MD: I think that that’s the case sometimes - I think some of these guys also become so aware of the rules that they’re monitoring themselves a lot, and maybe monitoring themselves too much after a while, um, that that’s exhausting for them. But that’s part of what we deal with too - helping them to understand when their skills have reached a certain level where they can let go and relax and just be social and understand that there are all kinds of social mistakes that every one of us makes everyday and that they’re going to make them too and that’s okay. People will tolerate that.
AA: And to think - oh if only we had a world that accepted people who are different more easily-
MD: Wouldn’t that be nice? That would be so nice. (laughs)
AA: A few weeks ago, I asked Dr. Dunn to interview Devon again to see how he was doing. It’s been two years since he first started learning the technique and now you’ll hardly hear the “breath pause.”I sent a list of specific questions and I knew some of them would be hard, but Dr. Dunn faithfully asked each one.
MD: How old are you now?
DEVON: Twenty, that was an easy one.
MD: How is school going?
DEVON: I really like all my classes so far.
MD: Do you think that people can tell you are on the autistic spectrum?
MD: How do you think they tell that?
DEVON: Just, my voice sounds a little strange sometimes.My behavior is a little strange sometimes.
MD: Do you envy people are you jealous of people who don't have to work so hard at speaking well.
DEVON: Yes. Yes, I am a lot of times. It just seem like it comes naturally to most people. I often do feel envious of people who are not on the autism spectrum.
MH: It’s kind of heart breaking, to listen to. I feel like that’s what kind of comes through to me. That he knew exactly what he was missing, he just didn’t know how to get there.
AA: I think he just gets to choose now. Right?
AA: He can present in a way where people don’t necessarily know. And he can choose who he tells and when he tells them. He’s able to communicate in a way that he can to the second and third and fourth conversation, as opposed to having everything shut down at the first.

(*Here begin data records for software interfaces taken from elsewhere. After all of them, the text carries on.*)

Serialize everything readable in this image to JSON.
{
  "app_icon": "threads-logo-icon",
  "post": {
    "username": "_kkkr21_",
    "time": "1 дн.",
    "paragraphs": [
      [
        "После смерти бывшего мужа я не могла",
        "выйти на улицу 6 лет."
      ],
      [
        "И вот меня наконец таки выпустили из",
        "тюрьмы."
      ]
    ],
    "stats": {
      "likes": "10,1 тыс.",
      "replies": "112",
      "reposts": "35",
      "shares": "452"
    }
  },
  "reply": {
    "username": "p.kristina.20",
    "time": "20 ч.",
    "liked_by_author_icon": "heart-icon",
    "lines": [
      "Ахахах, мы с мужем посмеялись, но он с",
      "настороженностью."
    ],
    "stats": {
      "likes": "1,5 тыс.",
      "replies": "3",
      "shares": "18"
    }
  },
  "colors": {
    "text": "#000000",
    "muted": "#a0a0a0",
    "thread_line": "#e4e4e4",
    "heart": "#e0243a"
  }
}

DEVON: I did this club and I’m meeting people there.
MD: What club?
DEVON: Build on.
MD: What do you do there?
DEVON: I help people with… I help people with education and help, and help improve schools in like poor areas. By fundraising and and community service.
MD: That’s awesome.

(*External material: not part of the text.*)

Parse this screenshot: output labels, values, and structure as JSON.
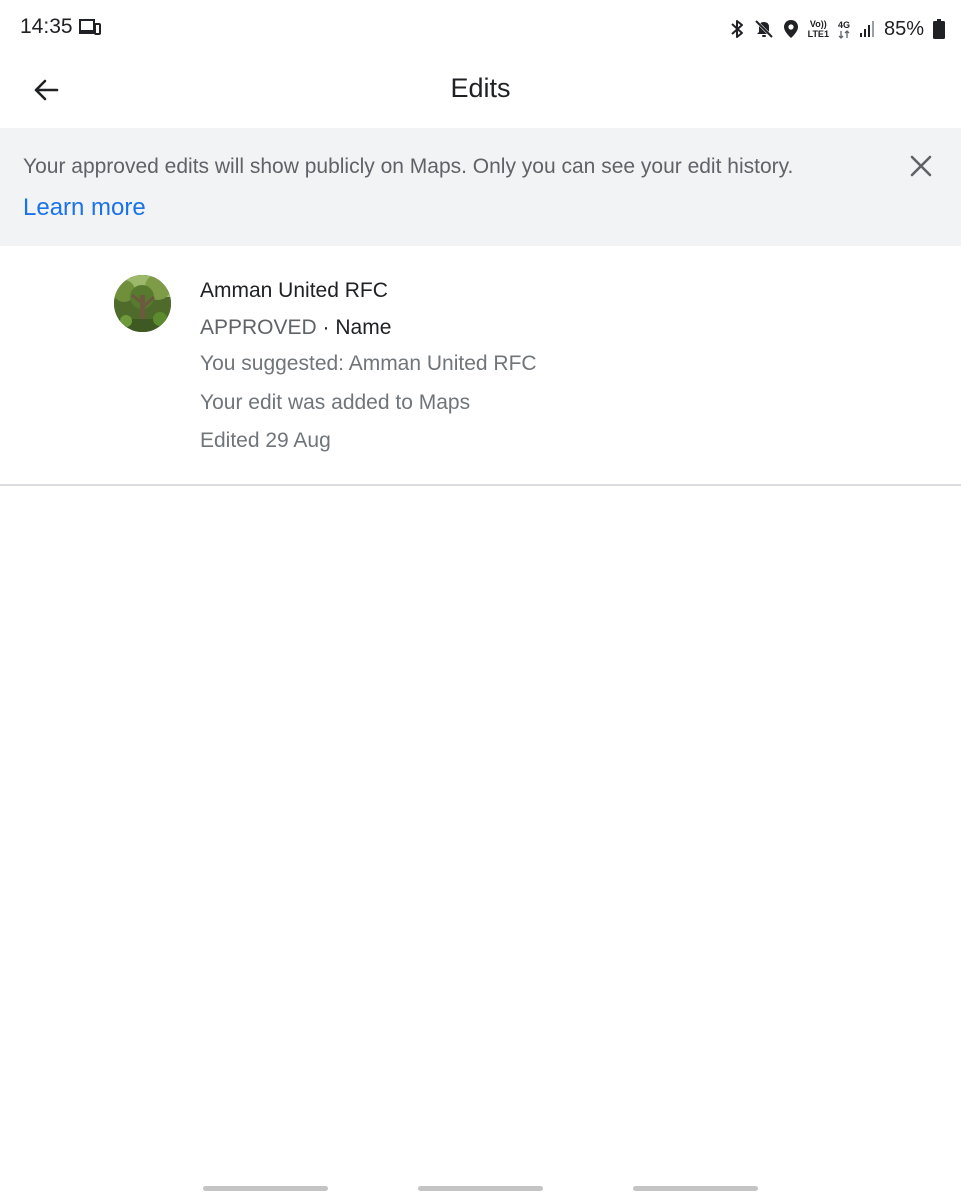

DEVON: I’m also in a genetics club. And there’s going to be a Valentines themed...
MD: Wait, a Valentine’s Day themed what?

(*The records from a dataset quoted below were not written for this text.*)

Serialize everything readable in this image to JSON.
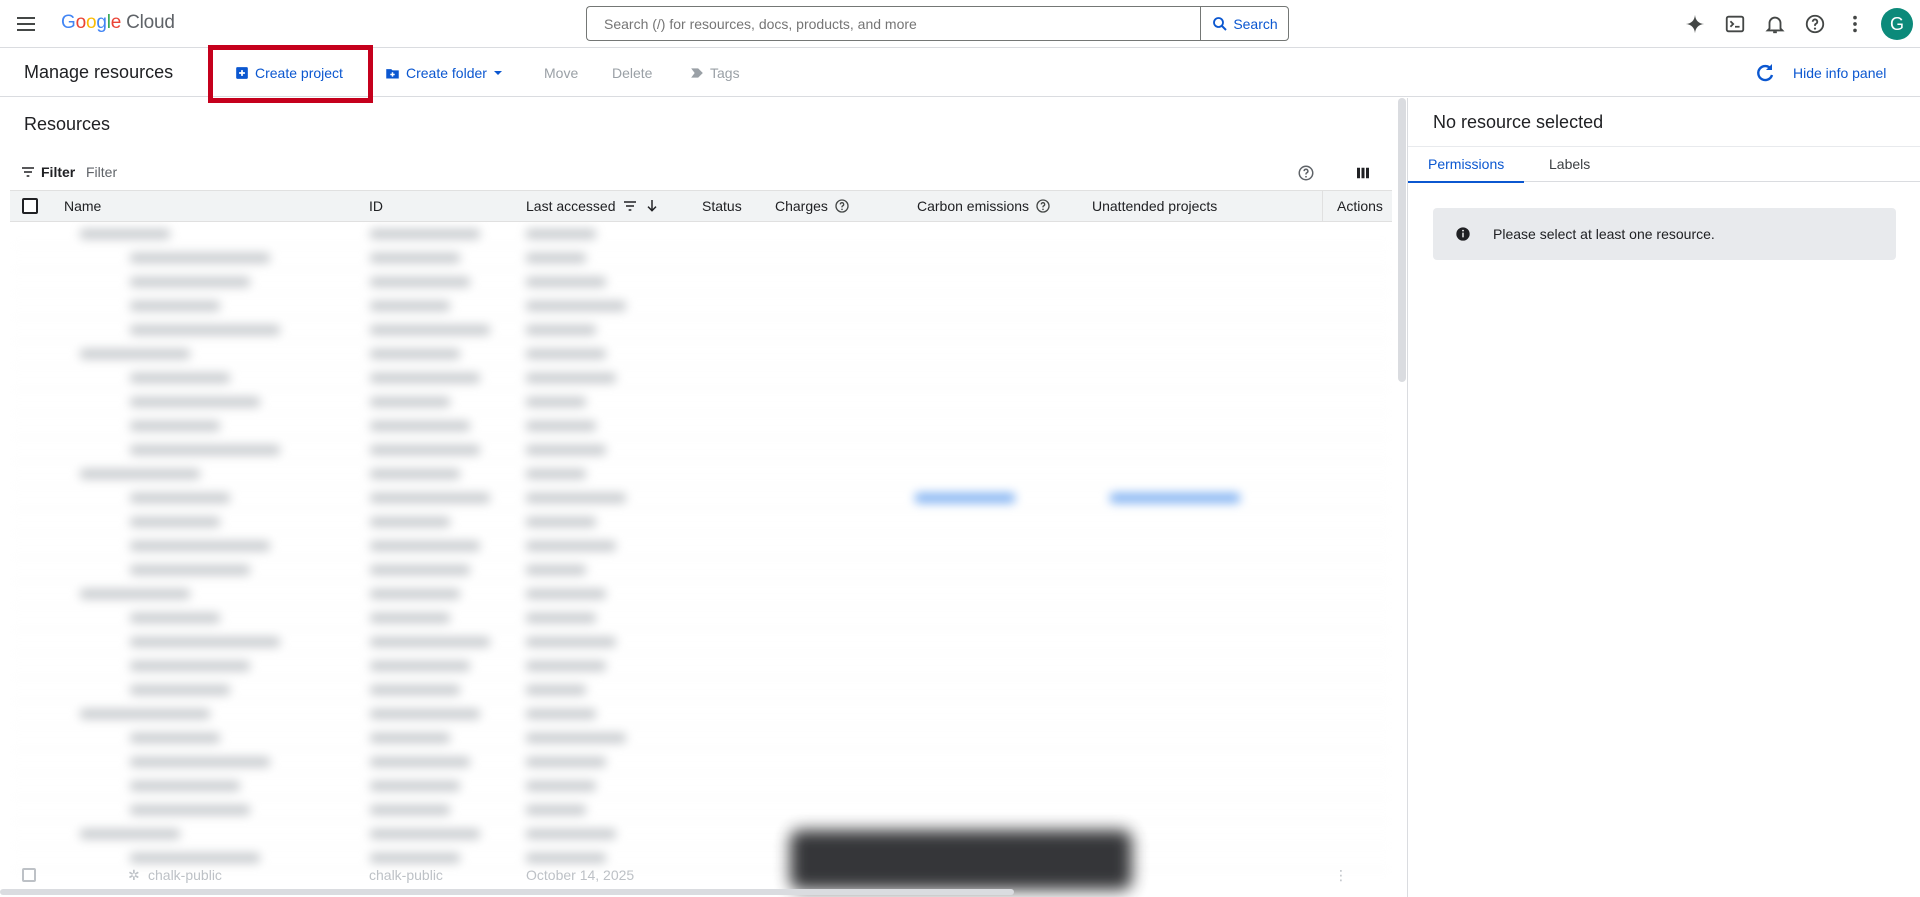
{
  "topbar": {
    "logo_parts": [
      "G",
      "o",
      "o",
      "g",
      "l",
      "e"
    ],
    "logo_suffix": "Cloud",
    "search_placeholder": "Search (/) for resources, docs, products, and more",
    "search_button": "Search",
    "avatar_letter": "G"
  },
  "actionbar": {
    "title": "Manage resources",
    "create_project": "Create project",
    "create_folder": "Create folder",
    "move": "Move",
    "delete": "Delete",
    "tags": "Tags",
    "hide_info_panel": "Hide info panel"
  },
  "resources": {
    "title": "Resources",
    "filter_label": "Filter",
    "filter_placeholder": "Filter",
    "columns": [
      "Name",
      "ID",
      "Last accessed",
      "Status",
      "Charges",
      "Carbon emissions",
      "Unattended projects",
      "Actions"
    ],
    "last_row": {
      "name": "chalk-public",
      "id": "chalk-public",
      "last_accessed": "October 14, 2025"
    }
  },
  "info_panel": {
    "title": "No resource selected",
    "tabs": [
      "Permissions",
      "Labels"
    ],
    "active_tab": "Permissions",
    "message": "Please select at least one resource."
  },
  "colors": {
    "accent": "#0b57d0",
    "highlight": "#c5001c",
    "avatar_bg": "#0c8a7a"
  }
}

DEVON: Genetics of attraction.
MD: You’re kidding, the genetics of attraction for Valentine's Day.
MD: Sounds like a bunch of scientist at this Valentine's party.
DEVON: Because that's what it is. That's what it is. That's what it is.
MD: Okay, let me ask you a question. You’re making a lot of friends at this school. That's what’s happening?
DEVON: Yeah, that’s what’s happening.
MD: That’s pretty cool. How does that feel?
DEVON: Very nice. I like, think about a lot of other people like a lot now.
AA: And what Dr. Dunn said is you can’t see is that he had a huge smile on his face when he said the last thing.
MH: I feel like I can hear the smile.
AA: I know...
[Larry’s Opera Singing]
MH: Dr. Michelle Dunn and Larry Harris have used this technique successfully with ten patients now. They are finishing up a teaching guide based on their work it’s called “The Music of Speech.”
If you or someone you know is on the autism spectrum,what do you think about this technique? Tell us your story.
Messick doesn’t want me to thank her this week, but I’m going to do it anyway. She helped us launch this show and this is one of the last episodes she had her hands on. We can’t thank her enough for her work here. Knock ‘em dead at Gimlet.